by Anne Butler
In February, as the West Feliciana Historical Society museum, on Ferdinand St. in St. Francisville, hosts the travelling Smithsonian Institute exhibit called Journey Stories, the focus is on who we are and how we got here. St. Francisville and its now-vanished sister city Bayou Sara beneath the bluffs have got some fascinating tales to tell in this regard.
There were rough early roadways through the wilderness along which the initial settlement patterns could be traced, the pioneers of the late 18th and early 19th centuries braving attacks by Indians and bandits and wild animals as they descended the Natchez Trace into what was then Spanish territory to carve the early indigo and cotton plantations from the Feliciana wilderness. Even the main street of St. Francisville in the 1800s was the scene of cattle drives and heavy-laden wagons en route to the riverport at Bayou Sara below the hill. Muddy quagmires during wet weather and deeply rutted the rest of the time, these roadways led to some unfortunate accidents, buggies bouncing and overturning, with runaway horses compounding the problems.

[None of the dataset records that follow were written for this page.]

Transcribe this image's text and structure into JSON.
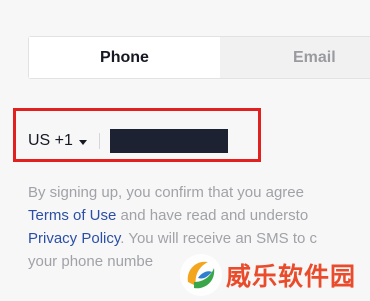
{
  "tabs": [
    {
      "label": "Phone",
      "active": true
    },
    {
      "label": "Email",
      "active": false
    }
  ],
  "phone": {
    "country_code": "US +1",
    "number_value": ""
  },
  "legal": {
    "line1": "By signing up, you confirm that you agree",
    "terms_link": "Terms of Use",
    "line2_rest": " and have read and understo",
    "privacy_link": "Privacy Policy",
    "line3_rest": ". You will receive an SMS to c",
    "line4": "your phone numbe"
  },
  "watermark": {
    "text": "威乐软件园"
  },
  "colors": {
    "highlight": "#e0211f",
    "link": "#2b4fa6",
    "masked_input": "#1d2233",
    "watermark": "#e94b2b"
  }
}
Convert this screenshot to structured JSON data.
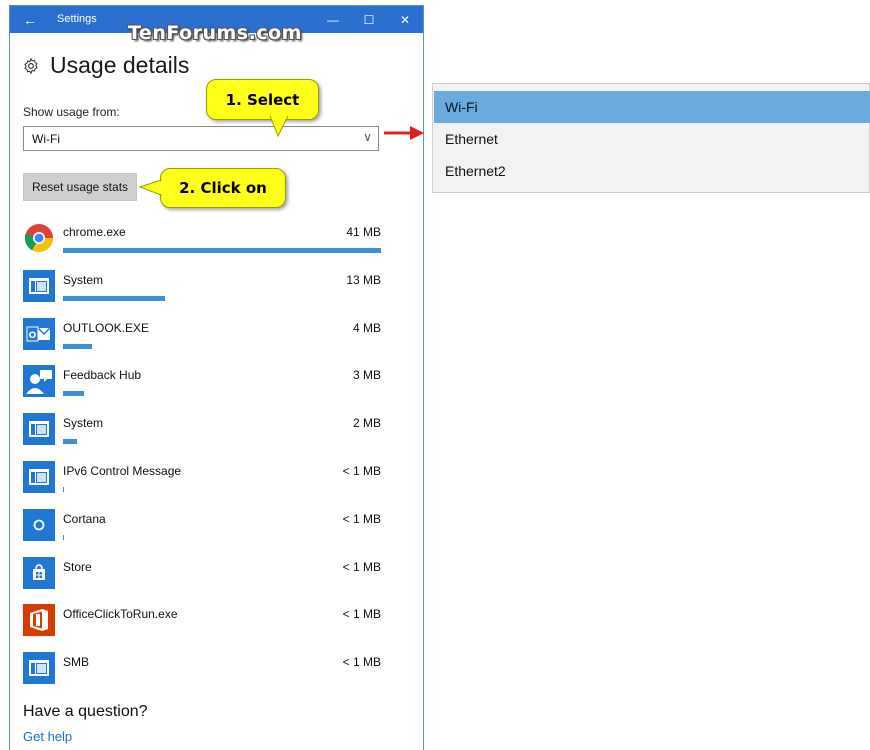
{
  "window": {
    "title": "Settings",
    "back_glyph": "←",
    "minimize_glyph": "—",
    "maximize_glyph": "☐",
    "close_glyph": "✕"
  },
  "watermark": "TenForums.com",
  "page": {
    "title": "Usage details",
    "icon": "gear-icon"
  },
  "usage_source": {
    "label": "Show usage from:",
    "selected": "Wi-Fi",
    "chevron": "∨"
  },
  "reset_button": {
    "label": "Reset usage stats"
  },
  "callouts": {
    "select": "1. Select",
    "click_on": "2. Click on"
  },
  "apps": [
    {
      "name": "chrome.exe",
      "size": "41 MB",
      "usage_fraction": 1.0,
      "icon": "chrome-icon"
    },
    {
      "name": "System",
      "size": "13 MB",
      "usage_fraction": 0.32,
      "icon": "system-window-icon"
    },
    {
      "name": "OUTLOOK.EXE",
      "size": "4 MB",
      "usage_fraction": 0.09,
      "icon": "outlook-icon"
    },
    {
      "name": "Feedback Hub",
      "size": "3 MB",
      "usage_fraction": 0.065,
      "icon": "feedback-hub-icon"
    },
    {
      "name": "System",
      "size": "2 MB",
      "usage_fraction": 0.045,
      "icon": "system-window-icon"
    },
    {
      "name": "IPv6 Control Message",
      "size": "< 1 MB",
      "usage_fraction": 0.004,
      "icon": "system-window-icon"
    },
    {
      "name": "Cortana",
      "size": "< 1 MB",
      "usage_fraction": 0.004,
      "icon": "cortana-icon"
    },
    {
      "name": "Store",
      "size": "< 1 MB",
      "usage_fraction": 0.0,
      "icon": "store-icon"
    },
    {
      "name": "OfficeClickToRun.exe",
      "size": "< 1 MB",
      "usage_fraction": 0.0,
      "icon": "office-icon"
    },
    {
      "name": "SMB",
      "size": "< 1 MB",
      "usage_fraction": 0.0,
      "icon": "system-window-icon"
    }
  ],
  "help": {
    "question": "Have a question?",
    "link": "Get help"
  },
  "dropdown_options": [
    "Wi-Fi",
    "Ethernet",
    "Ethernet2"
  ],
  "dropdown_selected_index": 0,
  "colors": {
    "titlebar": "#2b6fd0",
    "accent": "#3b8fd6",
    "callout": "#ffff1a",
    "arrow": "#e02020",
    "selected_option": "#6aabdf"
  }
}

One of the earliest burials at historic Grace Episcopal Church, on the road leading through St. Francisville to the river, was that of baby Edward Baldwin, just five months old, whose cause of death in 1840 was listed as ‘flung from buggy,’ a not-uncommon occurrence.
Passengers boarded these riverboats with not a little fear and trepidation despite the fact that many of the steamboats were floating palaces offering luxurious cabins and sumptuous meals. The newspapers of the day were rarely governed by the dictates of good taste and proper political correctness, and journalists had a field day coming up with ever-more scintillating stories of trials and tragedies in order to sell papers. One of the more flamboyant accounts appeared in a September 1843 extra edition of the Louisiana Chronicle, headlined “Bayou Sara, LA Steamer Clipper No. 1 Explosion, September 1843.”
Although only 14 persons were killed, ten others missing and feared dead, and nine wounded, the article calls this “one of the most terrible catastrophies which has ever happened on the Mississippi.” As the Clipper No. 1 was backing from her moorings at the Bayou Sara landing, she blew up “with an explosion that shook earth, air and heaven, as though the walls of the world were crumbling to pieces about our ears. All the boilers bursting simultaneously---machinery, vast fragments of the boilers, huge beams of timber, furniture and human beings in every degree of mutilation, were alike shot up perpendicularly many hundred fathoms in the air.”
“On reaching the greatest height” (and as the writer reached equally great heights of lurid description), “the various bodies diverged like the jets of a fountain in all directions, falling to the earth and upon roofs of houses, in some instances as much as 250 yards from the scene of destruction. The hapless victims were scalded, crushed, torn, mangled and scattered in every possible direction, many into the river, some in the streets, some on the other side of the Bayou nearly 300 yards---some torn asunder by coming in contact with pickets and posts, and others shot like cannon balls through the solid walls of houses at a great distance from the boat.”
The Journey Stories exhibit examines migration patterns across the country, augmented by a number of local lectures and special programs. On Saturday, Feb. 11, a walking tour highlights significant contributions of St. Francisville’s early Jewish immigrants, and at 3:30 at Audubon State Historic Site, a one-woman play entitled “Rachel O’Connor’s World” presents the life of one determined Feliciana plantation owner.
For visitor information, call St. Francisville Main Street at 225-635-3873 or West Feliciana Tourist Commission at 225-635-4224; online visit www.stfrancisville.us (the events calendar gives dates and information on special activities) or www.stfrancisvillefestivals.com.